Marvel Superheroes? What is this? I barely know. From what I gather, this was mostly a reprint book, but sometimes, it had original content in it, and this month, that original content features our guy Spidey. And… it looks weird. Who’s the new artist?
That’s right, it’s the Spidey debut of future mainstay Ross Andru. But look who’s inking. Bill Everett created Namor, the Sub-Mariner in Marvel Comics #1, helping to lay the groundwork for all that came after. He also co-created Daredevil during the Marvel Age. But, he also had a complicated life, and struggled a lot with substance abuse. To his credit, Stan Lee was always eager to offer Bill work all through his career when he was able to do it. And here he is. In an otherwise unassuming “middle class home in a middle class neighborhood,” a guy in a roomful of religious paraphernalia from all sorts of religions says it’s time for him to attempt the strangest crime of all time. To prove his power, he’s decided to kill Spider-Man!
Ross Andur’s weird insistence on drawing Spidey’s web looking more like a bag started at the beginning, I see. Not much else here is terribly recognizable compared to his later style. But the rings going out into the other panels is a pretty cool gag. Spidey falls down among the goons he was going to nab, and has to fight them through his mystery illness. He manages to web some of their guns to the ceiling.
The goons run for it, not knowing that that was about all Spidey had left. Lucky for him, they run right into the cops outside, drawn to the building by the skylight breaking. That worked out. Back in his modest middle class home, our mystery villain is pretty happy with his results, and says it’s time to move on to the next phase.

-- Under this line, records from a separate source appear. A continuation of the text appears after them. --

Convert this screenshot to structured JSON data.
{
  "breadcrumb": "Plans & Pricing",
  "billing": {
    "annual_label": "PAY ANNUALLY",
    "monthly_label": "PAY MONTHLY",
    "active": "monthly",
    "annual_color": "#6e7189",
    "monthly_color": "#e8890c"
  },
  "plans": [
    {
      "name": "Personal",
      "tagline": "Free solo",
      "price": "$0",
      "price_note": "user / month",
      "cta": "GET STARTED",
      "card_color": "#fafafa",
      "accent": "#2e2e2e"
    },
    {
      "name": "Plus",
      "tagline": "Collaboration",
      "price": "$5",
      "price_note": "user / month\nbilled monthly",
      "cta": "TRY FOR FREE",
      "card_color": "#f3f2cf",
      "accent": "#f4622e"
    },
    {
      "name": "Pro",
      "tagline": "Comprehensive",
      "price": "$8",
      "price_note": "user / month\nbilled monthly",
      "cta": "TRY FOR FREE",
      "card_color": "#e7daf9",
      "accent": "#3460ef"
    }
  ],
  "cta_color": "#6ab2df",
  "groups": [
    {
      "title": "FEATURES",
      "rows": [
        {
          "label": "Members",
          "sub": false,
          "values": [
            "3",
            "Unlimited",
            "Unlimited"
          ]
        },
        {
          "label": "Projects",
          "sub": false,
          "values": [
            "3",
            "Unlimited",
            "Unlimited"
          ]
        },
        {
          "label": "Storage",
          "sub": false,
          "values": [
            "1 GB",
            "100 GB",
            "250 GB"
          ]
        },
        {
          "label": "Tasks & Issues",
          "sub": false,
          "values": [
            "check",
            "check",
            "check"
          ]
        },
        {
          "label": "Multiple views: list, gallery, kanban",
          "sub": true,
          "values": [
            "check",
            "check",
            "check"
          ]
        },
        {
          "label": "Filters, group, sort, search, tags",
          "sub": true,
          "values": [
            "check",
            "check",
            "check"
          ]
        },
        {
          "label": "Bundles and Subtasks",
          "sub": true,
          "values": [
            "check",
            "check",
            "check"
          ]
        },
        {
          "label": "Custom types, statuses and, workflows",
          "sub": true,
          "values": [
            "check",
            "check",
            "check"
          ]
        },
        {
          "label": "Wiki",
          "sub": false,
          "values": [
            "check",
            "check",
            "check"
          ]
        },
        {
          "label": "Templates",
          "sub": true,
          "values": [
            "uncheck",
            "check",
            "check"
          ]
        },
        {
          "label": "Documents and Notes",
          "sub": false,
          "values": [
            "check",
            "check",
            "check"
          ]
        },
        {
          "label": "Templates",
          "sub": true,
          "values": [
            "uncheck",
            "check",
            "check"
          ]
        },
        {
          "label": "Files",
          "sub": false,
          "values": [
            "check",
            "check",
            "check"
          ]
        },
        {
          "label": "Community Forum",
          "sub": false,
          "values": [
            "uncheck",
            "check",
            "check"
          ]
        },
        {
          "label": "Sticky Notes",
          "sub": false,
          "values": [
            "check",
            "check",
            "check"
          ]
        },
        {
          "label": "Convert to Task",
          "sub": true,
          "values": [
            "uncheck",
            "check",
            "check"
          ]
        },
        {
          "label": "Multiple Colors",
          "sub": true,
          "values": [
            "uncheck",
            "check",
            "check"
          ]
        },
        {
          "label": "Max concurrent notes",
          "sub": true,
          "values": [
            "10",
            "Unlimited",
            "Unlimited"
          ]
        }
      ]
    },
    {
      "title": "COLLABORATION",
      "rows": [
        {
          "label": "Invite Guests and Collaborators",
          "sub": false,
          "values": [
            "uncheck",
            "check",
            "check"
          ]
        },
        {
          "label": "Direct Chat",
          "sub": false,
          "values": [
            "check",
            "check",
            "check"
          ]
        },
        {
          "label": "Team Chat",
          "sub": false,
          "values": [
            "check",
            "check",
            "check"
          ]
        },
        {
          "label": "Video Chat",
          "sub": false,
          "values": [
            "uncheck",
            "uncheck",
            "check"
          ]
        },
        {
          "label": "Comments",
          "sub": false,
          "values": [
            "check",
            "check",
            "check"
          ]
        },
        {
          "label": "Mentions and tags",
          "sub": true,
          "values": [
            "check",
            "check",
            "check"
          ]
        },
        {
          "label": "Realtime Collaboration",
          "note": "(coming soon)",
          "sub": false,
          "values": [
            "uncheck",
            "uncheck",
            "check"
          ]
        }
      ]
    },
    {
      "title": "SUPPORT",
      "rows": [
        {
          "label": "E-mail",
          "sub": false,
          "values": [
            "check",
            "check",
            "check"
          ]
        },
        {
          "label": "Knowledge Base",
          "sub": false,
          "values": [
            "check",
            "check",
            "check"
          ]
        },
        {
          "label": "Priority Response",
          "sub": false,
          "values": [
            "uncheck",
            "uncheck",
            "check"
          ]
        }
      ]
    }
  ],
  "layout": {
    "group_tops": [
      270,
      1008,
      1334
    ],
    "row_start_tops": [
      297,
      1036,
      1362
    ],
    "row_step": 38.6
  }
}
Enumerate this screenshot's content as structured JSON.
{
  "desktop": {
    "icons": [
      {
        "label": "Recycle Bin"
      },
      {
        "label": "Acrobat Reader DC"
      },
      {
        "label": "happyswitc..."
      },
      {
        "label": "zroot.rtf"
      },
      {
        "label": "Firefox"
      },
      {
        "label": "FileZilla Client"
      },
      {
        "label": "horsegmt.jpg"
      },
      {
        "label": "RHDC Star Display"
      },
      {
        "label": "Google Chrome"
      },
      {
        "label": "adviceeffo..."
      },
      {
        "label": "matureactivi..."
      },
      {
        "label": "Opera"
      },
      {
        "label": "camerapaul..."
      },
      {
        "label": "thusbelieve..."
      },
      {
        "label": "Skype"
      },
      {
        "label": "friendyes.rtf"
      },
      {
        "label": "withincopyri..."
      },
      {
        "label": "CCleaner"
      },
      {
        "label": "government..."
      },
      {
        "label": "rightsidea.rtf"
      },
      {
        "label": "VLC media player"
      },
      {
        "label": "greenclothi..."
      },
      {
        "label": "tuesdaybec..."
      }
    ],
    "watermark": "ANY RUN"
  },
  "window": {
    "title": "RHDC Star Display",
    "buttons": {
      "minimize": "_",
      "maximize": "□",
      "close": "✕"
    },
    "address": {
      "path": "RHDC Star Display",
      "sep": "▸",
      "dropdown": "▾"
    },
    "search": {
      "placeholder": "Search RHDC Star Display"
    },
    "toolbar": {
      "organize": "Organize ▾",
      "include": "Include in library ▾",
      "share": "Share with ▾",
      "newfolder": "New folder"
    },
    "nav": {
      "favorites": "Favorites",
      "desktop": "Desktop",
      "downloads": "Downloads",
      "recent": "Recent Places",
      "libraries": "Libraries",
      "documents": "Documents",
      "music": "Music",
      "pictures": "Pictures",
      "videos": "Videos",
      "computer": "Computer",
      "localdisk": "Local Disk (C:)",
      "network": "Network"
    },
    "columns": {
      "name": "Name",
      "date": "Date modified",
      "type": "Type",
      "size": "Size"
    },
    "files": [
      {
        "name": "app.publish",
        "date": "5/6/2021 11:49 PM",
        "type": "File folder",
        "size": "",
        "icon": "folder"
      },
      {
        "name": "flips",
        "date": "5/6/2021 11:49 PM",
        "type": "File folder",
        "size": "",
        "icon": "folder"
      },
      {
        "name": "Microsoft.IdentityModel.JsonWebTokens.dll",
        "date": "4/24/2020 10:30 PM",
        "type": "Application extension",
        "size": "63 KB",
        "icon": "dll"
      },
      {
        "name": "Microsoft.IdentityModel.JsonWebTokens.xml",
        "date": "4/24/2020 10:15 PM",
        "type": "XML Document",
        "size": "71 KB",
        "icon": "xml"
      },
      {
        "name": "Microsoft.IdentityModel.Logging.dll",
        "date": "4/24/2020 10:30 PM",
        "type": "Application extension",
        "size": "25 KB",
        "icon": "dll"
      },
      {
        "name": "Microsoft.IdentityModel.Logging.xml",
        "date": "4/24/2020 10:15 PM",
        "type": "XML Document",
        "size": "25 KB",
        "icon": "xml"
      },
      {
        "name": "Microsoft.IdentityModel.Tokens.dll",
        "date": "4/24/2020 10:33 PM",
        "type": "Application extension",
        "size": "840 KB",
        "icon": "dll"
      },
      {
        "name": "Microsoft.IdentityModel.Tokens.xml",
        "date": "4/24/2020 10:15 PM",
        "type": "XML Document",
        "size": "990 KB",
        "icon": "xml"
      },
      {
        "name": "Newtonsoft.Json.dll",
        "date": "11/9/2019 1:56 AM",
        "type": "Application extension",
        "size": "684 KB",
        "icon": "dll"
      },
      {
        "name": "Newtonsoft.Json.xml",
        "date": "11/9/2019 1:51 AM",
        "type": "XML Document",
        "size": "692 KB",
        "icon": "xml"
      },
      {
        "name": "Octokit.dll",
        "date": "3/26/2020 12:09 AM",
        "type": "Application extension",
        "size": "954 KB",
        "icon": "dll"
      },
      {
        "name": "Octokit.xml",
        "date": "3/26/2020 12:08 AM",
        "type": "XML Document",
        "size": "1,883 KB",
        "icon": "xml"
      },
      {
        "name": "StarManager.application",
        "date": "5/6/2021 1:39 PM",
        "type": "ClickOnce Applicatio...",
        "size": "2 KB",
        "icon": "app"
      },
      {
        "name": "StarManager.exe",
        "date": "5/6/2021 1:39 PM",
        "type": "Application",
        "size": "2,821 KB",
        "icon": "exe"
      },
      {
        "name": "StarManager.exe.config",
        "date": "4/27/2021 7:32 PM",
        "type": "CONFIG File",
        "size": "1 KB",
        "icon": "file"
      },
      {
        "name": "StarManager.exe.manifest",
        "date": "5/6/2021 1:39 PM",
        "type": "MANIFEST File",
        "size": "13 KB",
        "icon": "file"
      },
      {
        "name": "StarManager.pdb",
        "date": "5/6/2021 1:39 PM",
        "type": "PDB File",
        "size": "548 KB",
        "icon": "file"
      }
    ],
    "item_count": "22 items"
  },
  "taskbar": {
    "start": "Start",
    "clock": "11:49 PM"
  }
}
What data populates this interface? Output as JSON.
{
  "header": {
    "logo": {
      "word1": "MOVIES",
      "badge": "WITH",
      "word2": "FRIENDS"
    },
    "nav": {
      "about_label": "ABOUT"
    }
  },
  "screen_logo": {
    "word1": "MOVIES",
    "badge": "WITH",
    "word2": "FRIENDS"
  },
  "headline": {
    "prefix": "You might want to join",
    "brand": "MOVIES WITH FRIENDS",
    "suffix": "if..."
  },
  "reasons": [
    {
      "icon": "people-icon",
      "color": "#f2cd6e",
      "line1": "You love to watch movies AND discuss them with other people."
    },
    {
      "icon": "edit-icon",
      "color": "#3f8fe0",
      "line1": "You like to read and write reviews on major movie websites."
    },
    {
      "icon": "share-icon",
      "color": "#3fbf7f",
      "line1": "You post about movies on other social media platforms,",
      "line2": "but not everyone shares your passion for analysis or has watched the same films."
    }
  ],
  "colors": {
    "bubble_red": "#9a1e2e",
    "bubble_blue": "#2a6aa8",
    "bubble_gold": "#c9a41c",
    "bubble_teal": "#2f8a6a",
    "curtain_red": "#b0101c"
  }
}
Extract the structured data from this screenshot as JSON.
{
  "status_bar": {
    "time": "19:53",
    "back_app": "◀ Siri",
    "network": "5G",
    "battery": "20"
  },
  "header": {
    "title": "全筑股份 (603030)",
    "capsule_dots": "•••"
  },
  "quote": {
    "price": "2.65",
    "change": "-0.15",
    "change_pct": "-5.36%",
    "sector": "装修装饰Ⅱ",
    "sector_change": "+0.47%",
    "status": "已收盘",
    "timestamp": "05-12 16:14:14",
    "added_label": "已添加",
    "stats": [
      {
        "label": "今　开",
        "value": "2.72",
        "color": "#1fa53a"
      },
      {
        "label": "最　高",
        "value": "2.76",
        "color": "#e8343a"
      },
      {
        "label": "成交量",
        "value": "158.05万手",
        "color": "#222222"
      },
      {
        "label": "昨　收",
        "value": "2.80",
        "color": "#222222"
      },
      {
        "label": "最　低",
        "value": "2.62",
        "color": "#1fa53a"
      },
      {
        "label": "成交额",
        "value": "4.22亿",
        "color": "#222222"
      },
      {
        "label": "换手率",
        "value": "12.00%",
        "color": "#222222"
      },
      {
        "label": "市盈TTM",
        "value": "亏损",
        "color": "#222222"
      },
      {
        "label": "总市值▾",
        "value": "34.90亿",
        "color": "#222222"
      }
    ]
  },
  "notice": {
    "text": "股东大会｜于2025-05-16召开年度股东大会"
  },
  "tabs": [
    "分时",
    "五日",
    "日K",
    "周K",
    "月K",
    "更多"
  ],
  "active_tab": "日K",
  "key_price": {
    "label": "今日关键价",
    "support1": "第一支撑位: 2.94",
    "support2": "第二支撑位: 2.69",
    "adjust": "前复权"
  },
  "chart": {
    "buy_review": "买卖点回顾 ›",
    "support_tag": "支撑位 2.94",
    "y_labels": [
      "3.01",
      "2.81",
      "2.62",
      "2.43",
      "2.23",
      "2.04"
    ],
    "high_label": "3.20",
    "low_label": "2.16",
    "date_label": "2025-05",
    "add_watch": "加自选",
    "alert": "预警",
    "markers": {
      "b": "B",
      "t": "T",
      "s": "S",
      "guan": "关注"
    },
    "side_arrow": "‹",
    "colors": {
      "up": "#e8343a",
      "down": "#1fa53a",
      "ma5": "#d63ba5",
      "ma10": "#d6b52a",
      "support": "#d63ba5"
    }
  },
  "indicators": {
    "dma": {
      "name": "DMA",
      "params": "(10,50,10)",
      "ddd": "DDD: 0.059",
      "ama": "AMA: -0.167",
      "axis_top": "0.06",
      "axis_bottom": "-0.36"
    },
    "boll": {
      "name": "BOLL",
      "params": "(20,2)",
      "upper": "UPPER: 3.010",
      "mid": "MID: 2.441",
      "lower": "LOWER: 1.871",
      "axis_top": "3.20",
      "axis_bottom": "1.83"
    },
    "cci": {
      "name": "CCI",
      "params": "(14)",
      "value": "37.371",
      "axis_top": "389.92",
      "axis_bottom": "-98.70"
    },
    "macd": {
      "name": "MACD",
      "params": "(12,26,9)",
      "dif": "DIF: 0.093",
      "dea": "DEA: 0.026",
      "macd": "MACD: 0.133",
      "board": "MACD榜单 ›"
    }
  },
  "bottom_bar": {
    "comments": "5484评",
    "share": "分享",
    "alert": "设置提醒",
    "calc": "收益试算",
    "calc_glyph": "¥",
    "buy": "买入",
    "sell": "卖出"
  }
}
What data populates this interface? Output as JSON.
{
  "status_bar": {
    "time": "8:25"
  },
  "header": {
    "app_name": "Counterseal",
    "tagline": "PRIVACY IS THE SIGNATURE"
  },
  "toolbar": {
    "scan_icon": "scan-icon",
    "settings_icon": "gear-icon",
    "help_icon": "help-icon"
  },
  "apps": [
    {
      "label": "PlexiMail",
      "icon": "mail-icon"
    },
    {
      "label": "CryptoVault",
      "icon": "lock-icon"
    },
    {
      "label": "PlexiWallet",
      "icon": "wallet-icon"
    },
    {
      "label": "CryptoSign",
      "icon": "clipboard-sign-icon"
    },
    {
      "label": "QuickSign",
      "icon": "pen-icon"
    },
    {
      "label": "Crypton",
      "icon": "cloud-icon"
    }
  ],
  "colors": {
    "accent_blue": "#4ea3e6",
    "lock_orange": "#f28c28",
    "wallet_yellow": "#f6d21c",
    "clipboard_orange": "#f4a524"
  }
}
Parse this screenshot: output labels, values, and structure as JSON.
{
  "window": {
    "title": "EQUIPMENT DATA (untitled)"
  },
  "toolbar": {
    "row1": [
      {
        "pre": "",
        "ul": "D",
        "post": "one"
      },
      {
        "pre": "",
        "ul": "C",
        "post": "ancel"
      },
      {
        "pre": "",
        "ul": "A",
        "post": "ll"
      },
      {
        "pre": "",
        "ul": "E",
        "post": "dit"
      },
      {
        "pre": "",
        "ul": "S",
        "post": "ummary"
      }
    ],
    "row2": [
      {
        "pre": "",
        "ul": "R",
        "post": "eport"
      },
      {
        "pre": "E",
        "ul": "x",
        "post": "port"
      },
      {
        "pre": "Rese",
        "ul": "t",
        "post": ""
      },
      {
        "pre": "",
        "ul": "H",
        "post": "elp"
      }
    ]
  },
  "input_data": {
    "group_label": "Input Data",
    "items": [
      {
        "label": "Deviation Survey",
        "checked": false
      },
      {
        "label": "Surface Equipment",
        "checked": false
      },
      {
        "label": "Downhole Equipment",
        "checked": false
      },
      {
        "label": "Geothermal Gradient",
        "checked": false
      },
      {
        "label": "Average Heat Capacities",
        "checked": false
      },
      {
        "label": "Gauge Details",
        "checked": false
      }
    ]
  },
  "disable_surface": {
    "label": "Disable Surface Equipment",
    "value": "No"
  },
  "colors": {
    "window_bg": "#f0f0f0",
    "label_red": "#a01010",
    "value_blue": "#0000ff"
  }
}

Ooooohkaaaaay. So, using his “psycho intensifier,” this guy can do all sorts of mental stuff. Next he picks up a Spider-Man voodoo doll and pokes it in the head, giving Peter Parker a terrible headache as he tries to sneak into his room without Harry noticing. Then The Sorcerer… mails his voodoo doll to the police? He wants people to know he’s the one who beat Spider-Man, and this is his method. Sure, why not?
Is the shower in Peter’s bedroom? Like, not even in a bathroom, just in the bedroom? That is a weird, weird panel. As Harry and the girls leave, The Sorcerer uses his powers to physically control Peter, making him get dressed pack a bag, jump in a cab in full view of Harry, and drive to the airport, where he books a flight to New Orleans! This guy is really ruining Pete’s finances! When he gets there, he takes a taxi to a hotel and checks in, all under someone else’s power. It’s Mardi Gras, of course.
Now there’s a coloring mistake! Also: the famous New Orleans Warehouse. The only one they had back then! Inside, Spidey’s danger sense is going crazy, and then the big weirdo on the cover smashes out of a big crate.
Spidey and the whatever tussle for awhile, Spidey learning it’s got some kind of beam weapon in its forehead in addition to being stretchy and strong. Eventually the robot throws Spider-Man out into the street, where some revelers think it’s a gag, and others aren’t so sure. Then, as things are looking grim for our hero…
What a random comic. I guess that’s what you get when your comic is intended to fill time while the main artist is injured, but… weird. You’ll be shocked to know The Sorcerer and his Synthetic Man never appeared in any other comics. I guess he died there? So weird. The rest of the book is 1940s reprints, featuring Namor, The Human Torch, Mercury, Black Knight and Captain America. Nothing I’ve ever seen before, so pretty cool for me, but not relevant to the blog.